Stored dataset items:
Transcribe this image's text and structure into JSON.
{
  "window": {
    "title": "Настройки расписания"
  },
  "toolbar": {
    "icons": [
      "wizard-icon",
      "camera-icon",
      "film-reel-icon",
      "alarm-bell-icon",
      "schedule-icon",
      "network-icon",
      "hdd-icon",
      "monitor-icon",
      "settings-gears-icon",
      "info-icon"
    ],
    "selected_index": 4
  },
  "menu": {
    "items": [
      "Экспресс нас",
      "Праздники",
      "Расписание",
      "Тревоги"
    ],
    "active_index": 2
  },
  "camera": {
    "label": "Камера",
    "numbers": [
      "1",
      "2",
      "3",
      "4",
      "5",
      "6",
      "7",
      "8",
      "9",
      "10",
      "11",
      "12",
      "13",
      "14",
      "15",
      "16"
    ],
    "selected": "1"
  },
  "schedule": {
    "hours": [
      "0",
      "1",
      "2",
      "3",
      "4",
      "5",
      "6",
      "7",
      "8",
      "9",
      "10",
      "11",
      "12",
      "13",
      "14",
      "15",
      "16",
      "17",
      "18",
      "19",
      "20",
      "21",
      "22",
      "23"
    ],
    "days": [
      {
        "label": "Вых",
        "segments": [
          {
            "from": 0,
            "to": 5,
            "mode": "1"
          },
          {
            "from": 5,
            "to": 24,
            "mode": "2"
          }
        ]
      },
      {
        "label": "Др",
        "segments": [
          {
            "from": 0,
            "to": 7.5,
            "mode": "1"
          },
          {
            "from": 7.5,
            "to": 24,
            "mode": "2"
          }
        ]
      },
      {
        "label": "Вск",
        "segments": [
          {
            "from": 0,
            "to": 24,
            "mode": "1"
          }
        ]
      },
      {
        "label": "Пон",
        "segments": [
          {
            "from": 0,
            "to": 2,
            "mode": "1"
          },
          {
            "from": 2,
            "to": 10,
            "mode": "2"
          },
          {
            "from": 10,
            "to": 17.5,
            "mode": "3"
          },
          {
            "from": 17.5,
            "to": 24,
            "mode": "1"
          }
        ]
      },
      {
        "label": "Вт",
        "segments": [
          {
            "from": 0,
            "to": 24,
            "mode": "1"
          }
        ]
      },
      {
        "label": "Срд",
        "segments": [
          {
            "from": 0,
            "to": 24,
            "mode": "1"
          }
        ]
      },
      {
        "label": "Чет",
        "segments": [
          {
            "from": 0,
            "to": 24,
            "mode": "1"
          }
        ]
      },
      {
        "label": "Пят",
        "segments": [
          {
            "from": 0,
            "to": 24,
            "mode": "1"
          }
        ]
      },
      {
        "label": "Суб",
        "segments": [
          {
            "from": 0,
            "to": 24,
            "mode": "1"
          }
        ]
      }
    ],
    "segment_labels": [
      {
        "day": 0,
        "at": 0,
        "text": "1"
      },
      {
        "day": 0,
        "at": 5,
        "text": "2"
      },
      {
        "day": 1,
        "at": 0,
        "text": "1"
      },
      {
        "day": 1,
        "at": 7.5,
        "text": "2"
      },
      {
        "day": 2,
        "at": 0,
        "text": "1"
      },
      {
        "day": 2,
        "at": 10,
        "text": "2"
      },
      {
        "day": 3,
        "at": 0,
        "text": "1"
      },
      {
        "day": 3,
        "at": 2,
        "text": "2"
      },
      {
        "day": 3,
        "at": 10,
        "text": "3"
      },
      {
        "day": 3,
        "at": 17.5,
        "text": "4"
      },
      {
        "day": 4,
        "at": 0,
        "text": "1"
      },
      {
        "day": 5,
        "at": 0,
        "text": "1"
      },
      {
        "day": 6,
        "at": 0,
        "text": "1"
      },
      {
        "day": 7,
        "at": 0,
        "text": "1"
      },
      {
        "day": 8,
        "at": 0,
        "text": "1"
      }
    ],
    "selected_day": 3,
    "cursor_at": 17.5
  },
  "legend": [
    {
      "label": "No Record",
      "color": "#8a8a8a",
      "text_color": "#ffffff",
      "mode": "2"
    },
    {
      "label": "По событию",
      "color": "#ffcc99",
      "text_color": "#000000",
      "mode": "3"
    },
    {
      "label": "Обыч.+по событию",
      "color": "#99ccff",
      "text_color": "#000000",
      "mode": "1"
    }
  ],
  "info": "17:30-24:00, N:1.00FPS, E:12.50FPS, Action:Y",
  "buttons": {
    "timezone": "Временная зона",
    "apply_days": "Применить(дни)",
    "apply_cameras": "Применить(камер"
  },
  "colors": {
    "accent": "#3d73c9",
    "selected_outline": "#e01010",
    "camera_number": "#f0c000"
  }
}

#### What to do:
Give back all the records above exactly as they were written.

#### Answer section:
Transcribe this image's text and structure into JSON.
{
  "window": {
    "title": "Настройки расписания"
  },
  "toolbar": {
    "icons": [
      "wizard-icon",
      "camera-icon",
      "film-reel-icon",
      "alarm-bell-icon",
      "schedule-icon",
      "network-icon",
      "hdd-icon",
      "monitor-icon",
      "settings-gears-icon",
      "info-icon"
    ],
    "selected_index": 4
  },
  "menu": {
    "items": [
      "Экспресс нас",
      "Праздники",
      "Расписание",
      "Тревоги"
    ],
    "active_index": 2
  },
  "camera": {
    "label": "Камера",
    "numbers": [
      "1",
      "2",
      "3",
      "4",
      "5",
      "6",
      "7",
      "8",
      "9",
      "10",
      "11",
      "12",
      "13",
      "14",
      "15",
      "16"
    ],
    "selected": "1"
  },
  "schedule": {
    "hours": [
      "0",
      "1",
      "2",
      "3",
      "4",
      "5",
      "6",
      "7",
      "8",
      "9",
      "10",
      "11",
      "12",
      "13",
      "14",
      "15",
      "16",
      "17",
      "18",
      "19",
      "20",
      "21",
      "22",
      "23"
    ],
    "days": [
      {
        "label": "Вых",
        "segments": [
          {
            "from": 0,
            "to": 5,
            "mode": "1"
          },
          {
            "from": 5,
            "to": 24,
            "mode": "2"
          }
        ]
      },
      {
        "label": "Др",
        "segments": [
          {
            "from": 0,
            "to": 7.5,
            "mode": "1"
          },
          {
            "from": 7.5,
            "to": 24,
            "mode": "2"
          }
        ]
      },
      {
        "label": "Вск",
        "segments": [
          {
            "from": 0,
            "to": 24,
            "mode": "1"
          }
        ]
      },
      {
        "label": "Пон",
        "segments": [
          {
            "from": 0,
            "to": 2,
            "mode": "1"
          },
          {
            "from": 2,
            "to": 10,
            "mode": "2"
          },
          {
            "from": 10,
            "to": 17.5,
            "mode": "3"
          },
          {
            "from": 17.5,
            "to": 24,
            "mode": "1"
          }
        ]
      },
      {
        "label": "Вт",
        "segments": [
          {
            "from": 0,
            "to": 24,
            "mode": "1"
          }
        ]
      },
      {
        "label": "Срд",
        "segments": [
          {
            "from": 0,
            "to": 24,
            "mode": "1"
          }
        ]
      },
      {
        "label": "Чет",
        "segments": [
          {
            "from": 0,
            "to": 24,
            "mode": "1"
          }
        ]
      },
      {
        "label": "Пят",
        "segments": [
          {
            "from": 0,
            "to": 24,
            "mode": "1"
          }
        ]
      },
      {
        "label": "Суб",
        "segments": [
          {
            "from": 0,
            "to": 24,
            "mode": "1"
          }
        ]
      }
    ],
    "segment_labels": [
      {
        "day": 0,
        "at": 0,
        "text": "1"
      },
      {
        "day": 0,
        "at": 5,
        "text": "2"
      },
      {
        "day": 1,
        "at": 0,
        "text": "1"
      },
      {
        "day": 1,
        "at": 7.5,
        "text": "2"
      },
      {
        "day": 2,
        "at": 0,
        "text": "1"
      },
      {
        "day": 2,
        "at": 10,
        "text": "2"
      },
      {
        "day": 3,
        "at": 0,
        "text": "1"
      },
      {
        "day": 3,
        "at": 2,
        "text": "2"
      },
      {
        "day": 3,
        "at": 10,
        "text": "3"
      },
      {
        "day": 3,
        "at": 17.5,
        "text": "4"
      },
      {
        "day": 4,
        "at": 0,
        "text": "1"
      },
      {
        "day": 5,
        "at": 0,
        "text": "1"
      },
      {
        "day": 6,
        "at": 0,
        "text": "1"
      },
      {
        "day": 7,
        "at": 0,
        "text": "1"
      },
      {
        "day": 8,
        "at": 0,
        "text": "1"
      }
    ],
    "selected_day": 3,
    "cursor_at": 17.5
  },
  "legend": [
    {
      "label": "No Record",
      "color": "#8a8a8a",
      "text_color": "#ffffff",
      "mode": "2"
    },
    {
      "label": "По событию",
      "color": "#ffcc99",
      "text_color": "#000000",
      "mode": "3"
    },
    {
      "label": "Обыч.+по событию",
      "color": "#99ccff",
      "text_color": "#000000",
      "mode": "1"
    }
  ],
  "info": "17:30-24:00, N:1.00FPS, E:12.50FPS, Action:Y",
  "buttons": {
    "timezone": "Временная зона",
    "apply_days": "Применить(дни)",
    "apply_cameras": "Применить(камер"
  },
  "colors": {
    "accent": "#3d73c9",
    "selected_outline": "#e01010",
    "camera_number": "#f0c000"
  }
}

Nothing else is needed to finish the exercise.